Ticket prices for Sunday’s game are expected to raise more than $600-million, a figure that will likely continue to grow as tickets are resold. Tickets are now going for between $3,500 and $15,000.

Super Bowl Ticket

There are more, somewhat more curious, numbers associated with the Super Bowl. The day of the Super Bowl is when more chicken wings are sold in the US than any other. In 2019, more than 130 million wing orders were sold.

In addition, more than $89 million in restaurant hamburgers and pizzas were sold during last year’s Super Bowl.

Super Food on Super Sunday

Washing down all this food was a LOT of beer, too. During 2019, the sale of beers exceeded $1.3-billion dollars throughout the country. And, naturally, the sale of TVs always increases in advance of the big game.
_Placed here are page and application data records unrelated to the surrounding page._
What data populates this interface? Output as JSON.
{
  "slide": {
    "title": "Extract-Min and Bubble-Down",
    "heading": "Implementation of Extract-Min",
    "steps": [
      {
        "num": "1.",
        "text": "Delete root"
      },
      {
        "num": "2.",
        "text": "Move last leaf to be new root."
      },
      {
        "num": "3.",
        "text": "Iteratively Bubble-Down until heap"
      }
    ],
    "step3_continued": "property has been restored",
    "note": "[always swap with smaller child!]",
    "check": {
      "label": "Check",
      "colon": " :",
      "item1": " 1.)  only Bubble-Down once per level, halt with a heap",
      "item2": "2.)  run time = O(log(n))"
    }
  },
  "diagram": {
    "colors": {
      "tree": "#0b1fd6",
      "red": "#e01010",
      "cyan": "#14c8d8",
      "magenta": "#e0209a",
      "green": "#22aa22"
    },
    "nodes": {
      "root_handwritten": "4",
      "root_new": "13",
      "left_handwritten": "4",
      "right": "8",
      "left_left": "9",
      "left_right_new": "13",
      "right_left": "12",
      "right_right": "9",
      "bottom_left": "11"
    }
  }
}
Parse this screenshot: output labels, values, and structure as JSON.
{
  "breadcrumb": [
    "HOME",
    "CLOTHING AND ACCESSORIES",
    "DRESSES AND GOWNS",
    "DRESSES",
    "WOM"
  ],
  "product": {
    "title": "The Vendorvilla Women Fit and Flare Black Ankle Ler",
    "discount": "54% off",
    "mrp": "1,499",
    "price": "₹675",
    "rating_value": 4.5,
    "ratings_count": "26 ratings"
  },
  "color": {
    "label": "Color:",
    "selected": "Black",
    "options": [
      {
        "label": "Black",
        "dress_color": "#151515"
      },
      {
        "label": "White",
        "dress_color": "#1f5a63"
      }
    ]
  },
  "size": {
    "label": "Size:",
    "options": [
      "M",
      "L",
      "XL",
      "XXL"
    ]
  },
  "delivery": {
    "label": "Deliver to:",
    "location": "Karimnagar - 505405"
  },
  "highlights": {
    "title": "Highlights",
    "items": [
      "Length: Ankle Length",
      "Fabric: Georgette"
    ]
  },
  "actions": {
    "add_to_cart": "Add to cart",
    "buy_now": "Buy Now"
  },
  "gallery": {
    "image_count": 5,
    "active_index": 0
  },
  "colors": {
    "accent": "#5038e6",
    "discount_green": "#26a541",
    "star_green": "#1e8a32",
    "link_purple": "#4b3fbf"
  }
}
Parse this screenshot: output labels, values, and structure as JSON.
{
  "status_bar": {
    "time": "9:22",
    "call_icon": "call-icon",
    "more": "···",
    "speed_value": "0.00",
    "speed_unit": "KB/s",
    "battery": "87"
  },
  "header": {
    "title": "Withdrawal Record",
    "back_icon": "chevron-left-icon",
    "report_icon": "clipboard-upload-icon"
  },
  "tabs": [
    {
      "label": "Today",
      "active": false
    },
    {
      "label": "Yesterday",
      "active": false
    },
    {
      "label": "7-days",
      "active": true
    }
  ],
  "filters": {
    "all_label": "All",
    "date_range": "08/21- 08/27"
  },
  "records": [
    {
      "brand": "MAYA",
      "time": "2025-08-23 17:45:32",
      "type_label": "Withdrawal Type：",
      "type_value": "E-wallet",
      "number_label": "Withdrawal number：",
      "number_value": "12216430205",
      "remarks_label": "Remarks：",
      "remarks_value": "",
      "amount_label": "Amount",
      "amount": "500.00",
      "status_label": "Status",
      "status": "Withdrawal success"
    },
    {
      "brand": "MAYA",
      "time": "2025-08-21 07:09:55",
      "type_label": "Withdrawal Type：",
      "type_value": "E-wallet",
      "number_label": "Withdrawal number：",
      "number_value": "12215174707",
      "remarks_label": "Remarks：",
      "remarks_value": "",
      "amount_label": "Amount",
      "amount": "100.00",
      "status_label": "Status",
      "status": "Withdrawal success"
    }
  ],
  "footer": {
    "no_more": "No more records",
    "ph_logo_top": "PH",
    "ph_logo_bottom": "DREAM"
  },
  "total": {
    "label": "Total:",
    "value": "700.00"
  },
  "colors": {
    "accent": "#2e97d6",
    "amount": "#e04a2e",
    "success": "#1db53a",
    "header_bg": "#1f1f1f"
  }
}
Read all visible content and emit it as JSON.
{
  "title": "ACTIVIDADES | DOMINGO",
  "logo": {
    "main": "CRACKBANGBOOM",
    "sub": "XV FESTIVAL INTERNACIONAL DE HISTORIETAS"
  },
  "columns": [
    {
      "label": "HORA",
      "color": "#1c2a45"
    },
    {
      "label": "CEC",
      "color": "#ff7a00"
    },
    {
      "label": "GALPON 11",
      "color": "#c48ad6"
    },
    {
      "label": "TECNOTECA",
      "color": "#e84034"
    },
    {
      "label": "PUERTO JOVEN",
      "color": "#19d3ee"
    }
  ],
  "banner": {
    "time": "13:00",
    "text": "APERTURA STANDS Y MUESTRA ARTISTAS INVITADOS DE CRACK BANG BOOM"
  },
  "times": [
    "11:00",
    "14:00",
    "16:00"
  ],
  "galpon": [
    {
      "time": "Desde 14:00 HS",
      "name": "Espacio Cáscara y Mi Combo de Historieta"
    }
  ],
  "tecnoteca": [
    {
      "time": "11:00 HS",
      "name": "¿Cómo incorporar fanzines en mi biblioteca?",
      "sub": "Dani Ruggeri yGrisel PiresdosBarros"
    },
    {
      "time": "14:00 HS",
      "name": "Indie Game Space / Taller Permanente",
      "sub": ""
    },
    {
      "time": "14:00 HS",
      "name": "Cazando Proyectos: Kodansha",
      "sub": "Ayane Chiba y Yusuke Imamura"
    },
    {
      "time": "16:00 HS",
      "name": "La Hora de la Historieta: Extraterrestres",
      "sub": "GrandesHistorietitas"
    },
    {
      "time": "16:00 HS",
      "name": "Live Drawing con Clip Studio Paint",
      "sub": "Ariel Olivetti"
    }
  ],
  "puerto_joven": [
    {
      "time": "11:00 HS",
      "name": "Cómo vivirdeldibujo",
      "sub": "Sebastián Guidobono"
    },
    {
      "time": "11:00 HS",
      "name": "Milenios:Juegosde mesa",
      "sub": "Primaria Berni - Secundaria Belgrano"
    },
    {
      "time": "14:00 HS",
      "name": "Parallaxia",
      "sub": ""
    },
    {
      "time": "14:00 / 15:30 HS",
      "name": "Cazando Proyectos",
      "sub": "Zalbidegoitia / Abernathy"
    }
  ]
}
As for NBC, the network that bought the rights to the Super Bowl, they paid $950-million for the rights to the game. The network employs more than 500 workers, 100+ television cameras and more than 800 kilometers of wiring to keep audiences engaged.

With those prices in play, NBC charges a premium for the advertising that runs during game day. A 30-second spot can cost up to $5-million. Is it worth it? Perhaps, as more than 150 million viewers worldwide tune in.

Gambling bookmakers are also gearing up for the game. More Americans place bets on the game than during an entire season. It’s expected that gamblers will plop down $4.7-billion on every aspect of the game -- from which team will win the coin toss, to who scores first, to the ultimate winner.